The debate around Intelligent Design (ID) is conducted broadly at two levels – the academic and the popular. While much of the material on this web site will be at the latter level, a significant number of contributors will address, in varying degrees of rigour, the academic issues involved in the design argument. These articles will be tagged ‘Professional’ and will appear as under ‘Intermediate’ or ‘Advanced’ levels of difficulty.
One of the ironies of the current widespread academic dismissal of ID is that it is the position which gave us Western science in the first place. Almost all the pioneers of modern science undertook their work on the basis that the universe is rational and ordered and therefore predictable. This was a radical break from much of the thinking of the Middle Ages where the natural order was frequently perceived to be at the mercy of warring gods or represented miraculous manifestations of capricious deities.
Among the great scientists who would have had no difficulty with ID are Newton, Galileo, Copernicus, Kepler, Faraday, Pasteur, Clerk-Maxwell and Kelvin. In fact all of these were either theists or deists who understood that they were exploring a universe which had been purposely designed with set laws.

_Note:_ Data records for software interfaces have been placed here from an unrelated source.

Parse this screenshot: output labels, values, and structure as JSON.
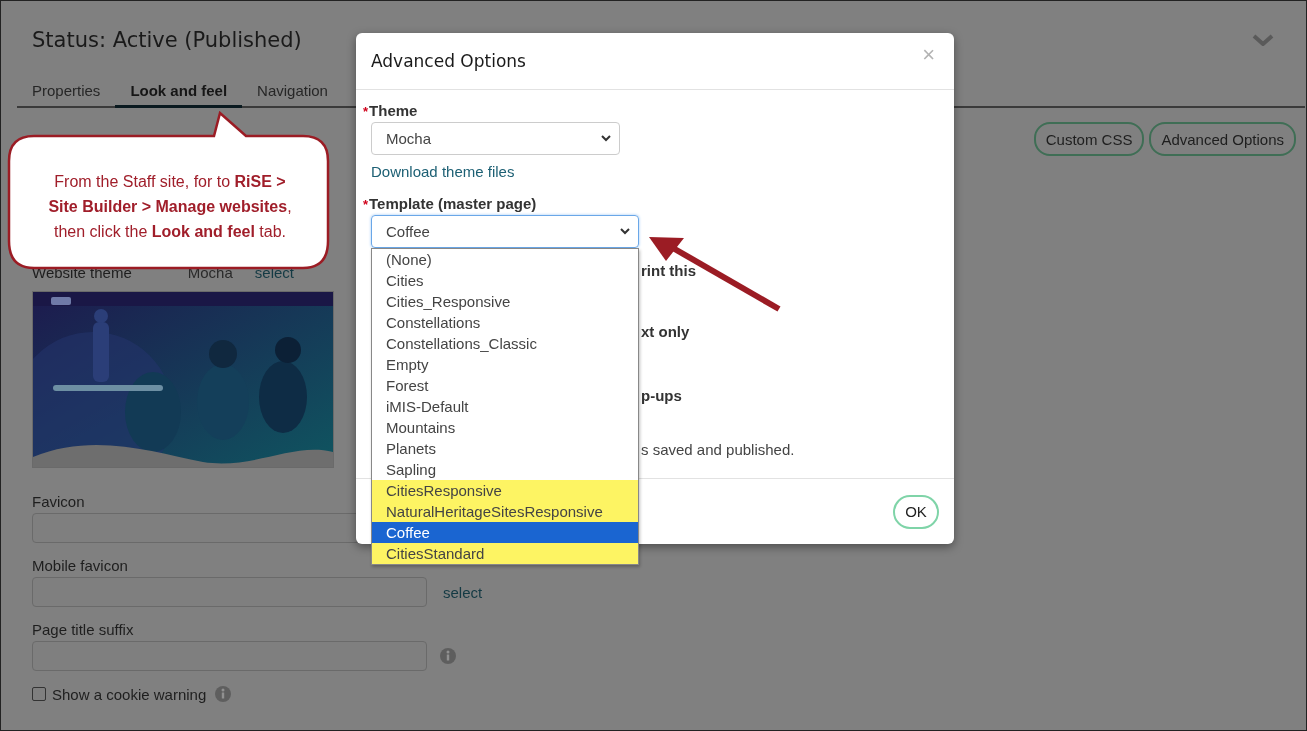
{
  "page": {
    "title": "Status: Active (Published)",
    "tabs": [
      {
        "label": "Properties",
        "selected": false
      },
      {
        "label": "Look and feel",
        "selected": true
      },
      {
        "label": "Navigation",
        "selected": false
      }
    ],
    "buttons": [
      "Custom CSS",
      "Advanced Options"
    ],
    "website_theme": {
      "label": "Website theme",
      "value": "Mocha",
      "link": "select"
    },
    "fields": [
      {
        "label": "Favicon"
      },
      {
        "label": "Mobile favicon",
        "link": "select"
      },
      {
        "label": "Page title suffix",
        "info": true
      }
    ],
    "cookie_warning": {
      "label": "Show a cookie warning",
      "checked": false,
      "info": true
    }
  },
  "callout": {
    "text": "From the Staff site, for to **RiSE >** **Site Builder > Manage websites**, then click the **Look and feel** tab."
  },
  "dialog": {
    "title": "Advanced Options",
    "close": "×",
    "theme": {
      "label": "Theme",
      "required_mark": "*",
      "value": "Mocha"
    },
    "download_link": "Download theme files",
    "template": {
      "label": "Template (master page)",
      "required_mark": "*",
      "value": "Coffee",
      "expanded": true,
      "options": [
        {
          "label": "(None)",
          "highlighted": false,
          "selected": false
        },
        {
          "label": "Cities",
          "highlighted": false,
          "selected": false
        },
        {
          "label": "Cities_Responsive",
          "highlighted": false,
          "selected": false
        },
        {
          "label": "Constellations",
          "highlighted": false,
          "selected": false
        },
        {
          "label": "Constellations_Classic",
          "highlighted": false,
          "selected": false
        },
        {
          "label": "Empty",
          "highlighted": false,
          "selected": false
        },
        {
          "label": "Forest",
          "highlighted": false,
          "selected": false
        },
        {
          "label": "iMIS-Default",
          "highlighted": false,
          "selected": false
        },
        {
          "label": "Mountains",
          "highlighted": false,
          "selected": false
        },
        {
          "label": "Planets",
          "highlighted": false,
          "selected": false
        },
        {
          "label": "Sapling",
          "highlighted": false,
          "selected": false
        },
        {
          "label": "CitiesResponsive",
          "highlighted": true,
          "selected": false
        },
        {
          "label": "NaturalHeritageSitesResponsive",
          "highlighted": true,
          "selected": false
        },
        {
          "label": "Coffee",
          "highlighted": true,
          "selected": true
        },
        {
          "label": "CitiesStandard",
          "highlighted": true,
          "selected": false
        }
      ]
    },
    "partial_texts": [
      {
        "text": "rint this",
        "kind": "bold"
      },
      {
        "text": "xt only",
        "kind": "bold"
      },
      {
        "text": "p-ups",
        "kind": "bold"
      },
      {
        "text": "s saved and published.",
        "kind": "plain"
      }
    ],
    "ok": "OK"
  }
}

The emergence of the modern ID movement is almost entirely the result of the work of credentialed scientists working mainly in the fields of cosmology, geology and the life sciences. These include Michael Behe, Stephen Meyer, Douglas Axe, Rick Sternberg, Scott Minnich, Michael Denton, Guillermo Gonzales and Dean Kenyon. Much of their work is found in the published literature or in books. In addition, the Discovery Institute, Seattle, has listed some 150 papers in the peer-review literature which deal with aspects of design.

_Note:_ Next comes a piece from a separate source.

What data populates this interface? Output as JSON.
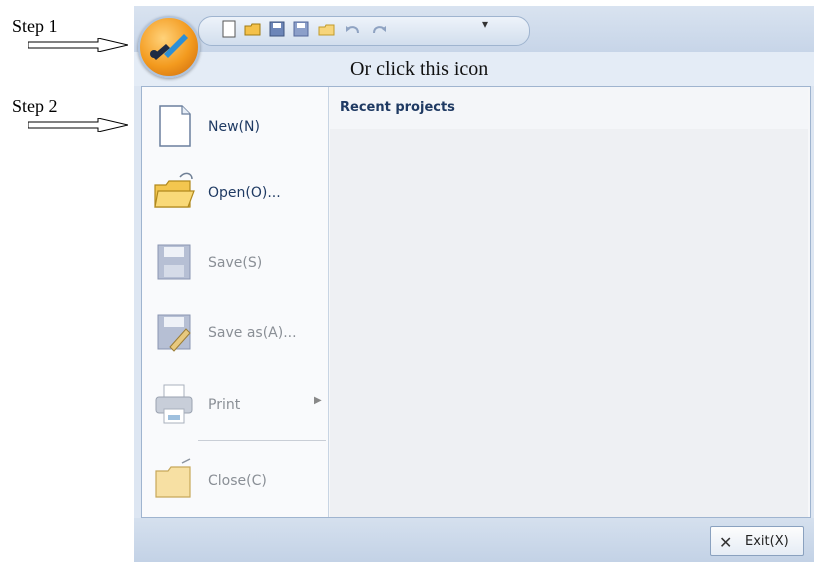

It is one of the ironies of our time that academic freedom in the sciences does not extend to dispassionate consideration of ID. The philosophy of naturalism dictates that science cannot look beyond nature or contemplate the existence of intelligent designing agent , even if the evidence is compelling.
For this reason, a number of research students sympathetic to ID have to keep their interest below the radar, and some academics who work with us feel it necessary to use a pseudonym. Such a state of affairs should give any professional scientist pause for thought.
A number of other academics who work in philosophy, medicine and related fields recognise the power of the ID argument and contribute some material to the debate. If you would like to be involved, or perhaps write for us, please be in touch.
The fact that the vertebrae of different classes of vertebrate form embryologically in substantially different ways shows that they do not share a common ancestor.
The manner in which the eye gathers information is, according to some and at a first glance, a poor way to gather light because of the intervening layers of the eye's structure. This is used repeatedly to attack any idea of an intelligent designer.
In this article the author explores the contrasting arguments for actual or apparent design in the universe, focusing particularly on the differing positions taken by Richard Dawkins and William Dembski.